Hilarious Cartoonist Dave Blazek on the Oddcast

“Loose Parts” author Dave Blazek (some of which is collected in ODDFISH SANDWICH) talks to the Liars Club about how to create a comic strip, how he taught himself to draw out of necessity, and more very funny and entertaining topics, on this week’s Oddcast.  THE ODDFISH ODDCAST.

Liars Club Oddcast logo

Loose Parts


Return of the Inkograph

So, this week, clearing out a drawer, I came upon the Koh-i-noor Inkograph pen with which I wrote nearly every first draft of everything from about 1973 until its rear tip cracked more than a decade later.

Koh-i-noor Inkograph

The Inkograph was modeled upon Koh-i-noor technical pens, but it had a fountain pen tip (not a nib, but a tube for writing)—that is, it looked like a technical pen but wrote like a fountain pen. Back at the University of Iowa, Joe Haldeman and I were both Inkograph fanatics, and we remain fountain pen addicts to this day, who (in what can only be considered an act of male pen-bonding) still whip out our current devices and talk about them, about inks, about notebooks. No, really, we’re fine otherwise.

I retired this Inkograph long ago, but found its husk in a sleeve and thought, “What the hell, let’s fire this baby up!” And, lo, filled with some Noodler’s Bad Blue Heron ink, it writes as though I’d never stopped using it. What I notice now is how light it is compared to most of my other fountain pens. It seems to weigh nothing.

Somewhere around 1976, Koh-i-noor stopped manufacturing the Inkograph, more’s the pity. I still have one, pristine, unopened and unused, in its little carboard tube somewhere. Probably, it’s about time I hauled that pen out, loaded it with something vibrant, and penned a story with it.

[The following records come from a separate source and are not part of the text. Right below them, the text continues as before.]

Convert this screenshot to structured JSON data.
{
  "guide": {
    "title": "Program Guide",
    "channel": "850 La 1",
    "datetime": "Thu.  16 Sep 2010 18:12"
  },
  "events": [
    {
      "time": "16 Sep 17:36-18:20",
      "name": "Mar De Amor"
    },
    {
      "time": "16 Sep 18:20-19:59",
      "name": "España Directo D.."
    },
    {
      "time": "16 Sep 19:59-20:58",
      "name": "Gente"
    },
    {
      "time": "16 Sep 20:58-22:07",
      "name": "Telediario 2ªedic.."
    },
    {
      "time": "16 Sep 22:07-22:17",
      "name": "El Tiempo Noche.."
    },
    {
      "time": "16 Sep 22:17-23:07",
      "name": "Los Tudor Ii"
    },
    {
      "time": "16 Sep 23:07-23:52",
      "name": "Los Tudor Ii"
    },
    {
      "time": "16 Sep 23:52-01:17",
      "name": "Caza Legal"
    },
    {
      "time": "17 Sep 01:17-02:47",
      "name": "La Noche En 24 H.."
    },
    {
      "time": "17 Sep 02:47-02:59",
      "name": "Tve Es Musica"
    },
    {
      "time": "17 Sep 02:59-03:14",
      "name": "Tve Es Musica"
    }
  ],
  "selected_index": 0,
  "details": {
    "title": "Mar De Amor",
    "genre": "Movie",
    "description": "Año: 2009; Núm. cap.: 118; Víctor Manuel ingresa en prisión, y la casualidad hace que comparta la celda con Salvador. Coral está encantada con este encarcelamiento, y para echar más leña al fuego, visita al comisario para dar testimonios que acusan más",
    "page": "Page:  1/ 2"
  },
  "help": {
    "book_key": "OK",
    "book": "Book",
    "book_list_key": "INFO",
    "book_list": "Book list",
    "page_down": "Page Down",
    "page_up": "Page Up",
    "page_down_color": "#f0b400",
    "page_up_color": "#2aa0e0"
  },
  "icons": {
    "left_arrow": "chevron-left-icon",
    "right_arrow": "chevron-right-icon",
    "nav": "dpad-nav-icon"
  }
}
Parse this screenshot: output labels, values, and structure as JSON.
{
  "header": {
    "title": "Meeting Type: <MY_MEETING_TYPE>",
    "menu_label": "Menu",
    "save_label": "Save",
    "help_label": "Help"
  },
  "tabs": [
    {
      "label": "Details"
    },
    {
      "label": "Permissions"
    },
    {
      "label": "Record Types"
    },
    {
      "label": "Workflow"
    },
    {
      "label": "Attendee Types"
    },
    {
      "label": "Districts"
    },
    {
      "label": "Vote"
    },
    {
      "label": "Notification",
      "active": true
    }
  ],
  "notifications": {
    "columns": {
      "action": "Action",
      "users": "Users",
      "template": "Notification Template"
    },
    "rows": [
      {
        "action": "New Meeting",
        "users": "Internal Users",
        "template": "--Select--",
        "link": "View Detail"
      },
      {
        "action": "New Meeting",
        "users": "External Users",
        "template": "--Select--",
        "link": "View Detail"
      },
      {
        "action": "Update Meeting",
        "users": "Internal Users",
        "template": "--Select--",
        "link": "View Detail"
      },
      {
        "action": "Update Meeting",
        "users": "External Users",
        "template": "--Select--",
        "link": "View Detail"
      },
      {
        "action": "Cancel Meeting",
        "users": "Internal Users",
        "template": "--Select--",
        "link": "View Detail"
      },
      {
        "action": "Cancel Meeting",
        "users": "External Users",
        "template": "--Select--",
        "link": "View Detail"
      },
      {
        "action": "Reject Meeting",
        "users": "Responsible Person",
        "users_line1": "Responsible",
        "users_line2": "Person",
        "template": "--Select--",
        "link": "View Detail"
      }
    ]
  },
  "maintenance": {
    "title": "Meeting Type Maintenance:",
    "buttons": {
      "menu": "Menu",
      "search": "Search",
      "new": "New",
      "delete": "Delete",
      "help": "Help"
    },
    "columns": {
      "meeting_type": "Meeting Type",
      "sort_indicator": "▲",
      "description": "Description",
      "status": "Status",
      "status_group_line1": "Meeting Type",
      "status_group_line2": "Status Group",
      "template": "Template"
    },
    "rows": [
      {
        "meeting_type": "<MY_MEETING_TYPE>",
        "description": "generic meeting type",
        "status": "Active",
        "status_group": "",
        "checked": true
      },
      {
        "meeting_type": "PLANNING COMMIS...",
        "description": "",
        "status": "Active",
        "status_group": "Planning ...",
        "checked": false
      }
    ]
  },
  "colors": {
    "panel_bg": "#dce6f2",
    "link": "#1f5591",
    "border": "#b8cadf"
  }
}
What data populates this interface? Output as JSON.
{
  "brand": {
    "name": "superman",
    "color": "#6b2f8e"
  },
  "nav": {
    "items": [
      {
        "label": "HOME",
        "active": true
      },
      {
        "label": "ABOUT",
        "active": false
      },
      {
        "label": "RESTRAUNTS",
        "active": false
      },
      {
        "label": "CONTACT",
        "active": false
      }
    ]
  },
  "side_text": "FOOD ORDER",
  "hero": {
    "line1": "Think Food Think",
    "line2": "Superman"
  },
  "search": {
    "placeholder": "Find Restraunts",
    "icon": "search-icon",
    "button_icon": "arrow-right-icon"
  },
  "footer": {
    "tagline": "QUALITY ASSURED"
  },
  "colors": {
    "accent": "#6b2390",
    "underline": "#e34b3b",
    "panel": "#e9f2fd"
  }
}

Pen fanatics will likely already know that the Inkograph went through various permutations as the Rapidograph technical pen itself did. Some of these turn up at pen shows like the Philadelphia Pen Show, but so far I’ve yet to come across another example of this version (and don’t I wish I’d bought up all of the ones that Lind’s Art Supplies had back in ’76 other than the one I’ve never used…maybe it’s time to find out how it writes.)

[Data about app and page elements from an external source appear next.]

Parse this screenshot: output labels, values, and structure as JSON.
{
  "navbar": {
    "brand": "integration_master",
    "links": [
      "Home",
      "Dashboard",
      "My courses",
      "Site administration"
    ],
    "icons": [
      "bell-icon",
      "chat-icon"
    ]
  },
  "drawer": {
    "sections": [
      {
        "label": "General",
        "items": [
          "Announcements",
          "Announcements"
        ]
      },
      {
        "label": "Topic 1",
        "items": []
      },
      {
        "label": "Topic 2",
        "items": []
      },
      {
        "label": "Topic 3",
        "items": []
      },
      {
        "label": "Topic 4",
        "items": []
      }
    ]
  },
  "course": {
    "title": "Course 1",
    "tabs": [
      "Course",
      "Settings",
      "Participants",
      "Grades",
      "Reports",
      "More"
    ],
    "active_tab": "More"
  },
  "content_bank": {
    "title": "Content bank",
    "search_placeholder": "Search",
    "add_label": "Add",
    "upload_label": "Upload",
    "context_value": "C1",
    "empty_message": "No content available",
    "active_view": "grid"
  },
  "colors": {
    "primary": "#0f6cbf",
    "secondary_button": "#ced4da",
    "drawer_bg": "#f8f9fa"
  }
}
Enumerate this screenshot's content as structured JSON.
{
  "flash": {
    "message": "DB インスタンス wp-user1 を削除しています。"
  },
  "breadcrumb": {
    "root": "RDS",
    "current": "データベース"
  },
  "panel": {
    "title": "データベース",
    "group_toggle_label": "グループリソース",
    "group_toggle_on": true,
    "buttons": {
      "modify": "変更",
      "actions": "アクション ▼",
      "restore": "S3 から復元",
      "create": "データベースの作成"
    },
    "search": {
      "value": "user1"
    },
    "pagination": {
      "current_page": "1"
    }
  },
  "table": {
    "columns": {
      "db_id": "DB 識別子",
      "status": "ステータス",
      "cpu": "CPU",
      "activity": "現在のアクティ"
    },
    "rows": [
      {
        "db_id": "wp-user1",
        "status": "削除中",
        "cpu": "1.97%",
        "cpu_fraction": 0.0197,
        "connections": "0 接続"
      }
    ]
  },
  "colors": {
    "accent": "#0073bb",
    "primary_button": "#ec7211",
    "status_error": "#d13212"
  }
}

Inks and Notebooks and Pens (oh, my)

Not all that long ago I posted about Circa notebooks on Facebook, and restrained myself from posting about related obsessions, notably pens and inks. Author Michael Swanwick responded with a demand for something about those other elements of the addiction. And so here is a little bit more on the subject.

This then is a little bit of the insanity of ink and pen obsession I attempted to stay away from the first time. Blame Michael Swanwick.

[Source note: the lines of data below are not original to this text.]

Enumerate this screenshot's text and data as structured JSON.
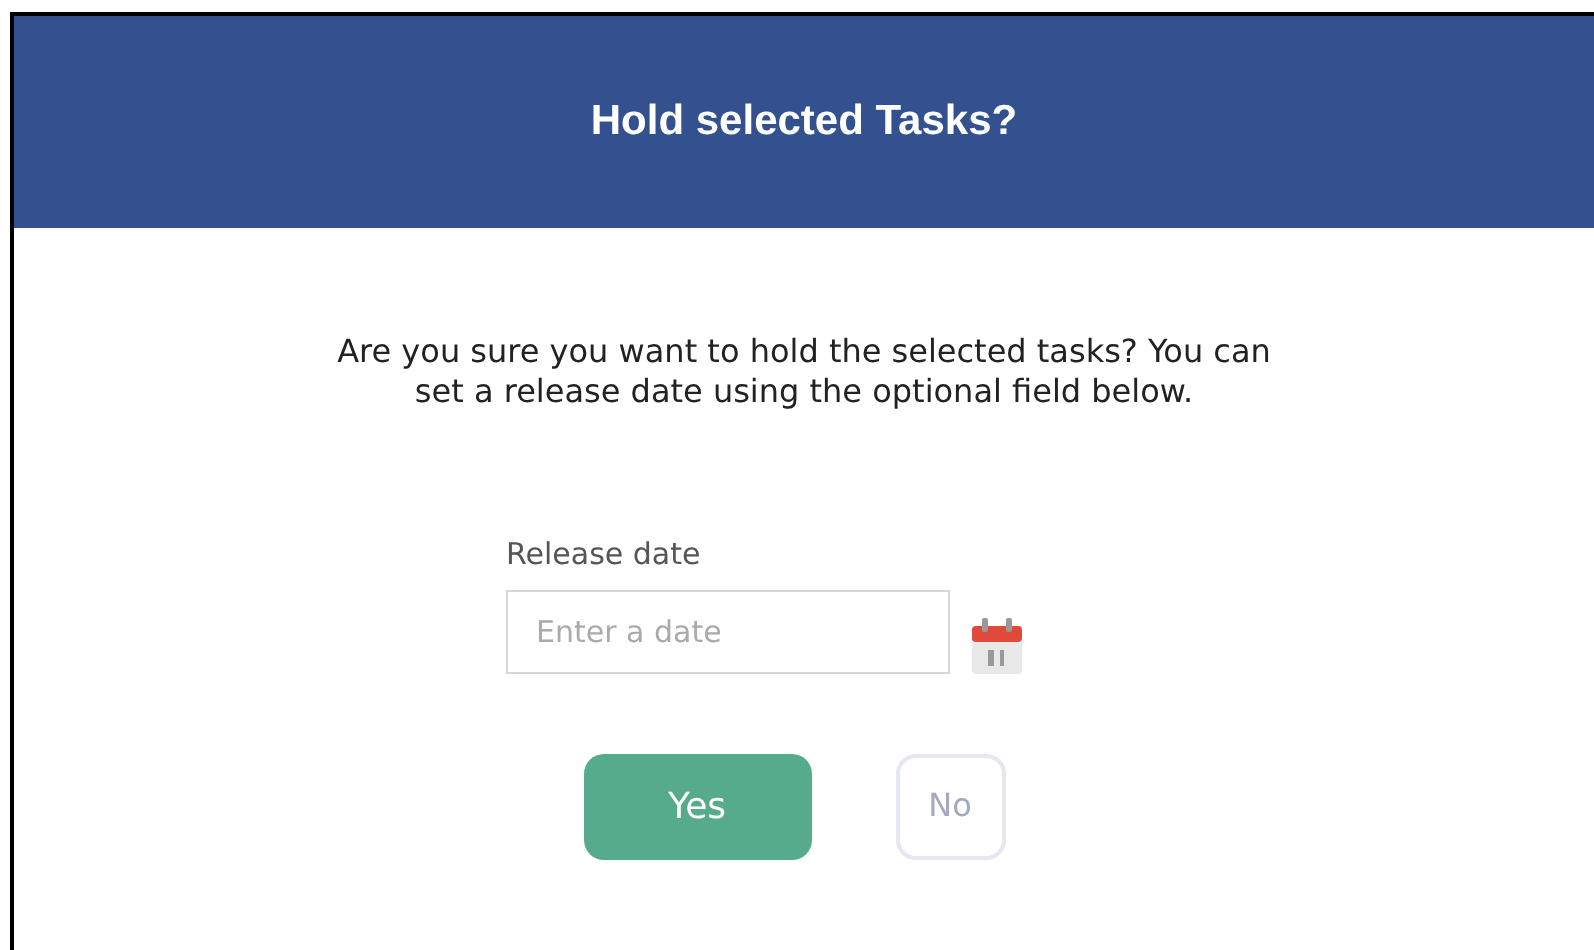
{
  "dialog": {
    "title": "Hold selected Tasks?",
    "message": "Are you sure you want to hold the selected tasks? You can set a release date using the optional field below.",
    "release_date": {
      "label": "Release date",
      "placeholder": "Enter a date"
    },
    "buttons": [
      {
        "label": "Yes",
        "kind": "primary"
      },
      {
        "label": "No",
        "kind": "secondary"
      }
    ]
  }
}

I write with a fountain pen. Hemingway and Robert Ludlum wrote with pencils. A lot of pencils. My longtime friend Joe Haldeman writes, likewise, with a pen and ink. In fact, at one time Joe and I were addicted to the Koh-i-noor Inkograph, a “fountain pen” version of a technical pen, the Rapidograph. (If that doesn’t date us, nothing will.) Once upon a time, on an IBM Selectric typewriter, I could type about 90 words a minute. Generally, this is more words than I can think in a minute (go ahead, try). So I tried a fountain pen because it forced me to slow way down and pay attention to the words. There is also an added tactility to this way of writing, and with fountain pens in particular, a ritual approach to it that is surely the equivalent of a Japanese tea ceremony. And writers, I have to tell you, can be very obsessive, and possessive, about their process.

It was delightful then to find out some years later that Joe and I had both gravitated to Noodler’s Legal Lapis ink. Noodler’s ink is a favorite of mine. At one point they were manufacturing inks for the Russian market, and you could get your hands on “Dostoevski” or “Pasternak” as color choices. (I never did score a “Bulgakov.”)

The photo shows a couple of notebooks, a huge bottle of ink, and a lovely Conklin pen filled with that ink, which is a rich black called (wait for it) “Heart of Darkness.” If you write with this ink, you might find yourself muttering, “The horror, the horror.”

Notebook, pen, and ink.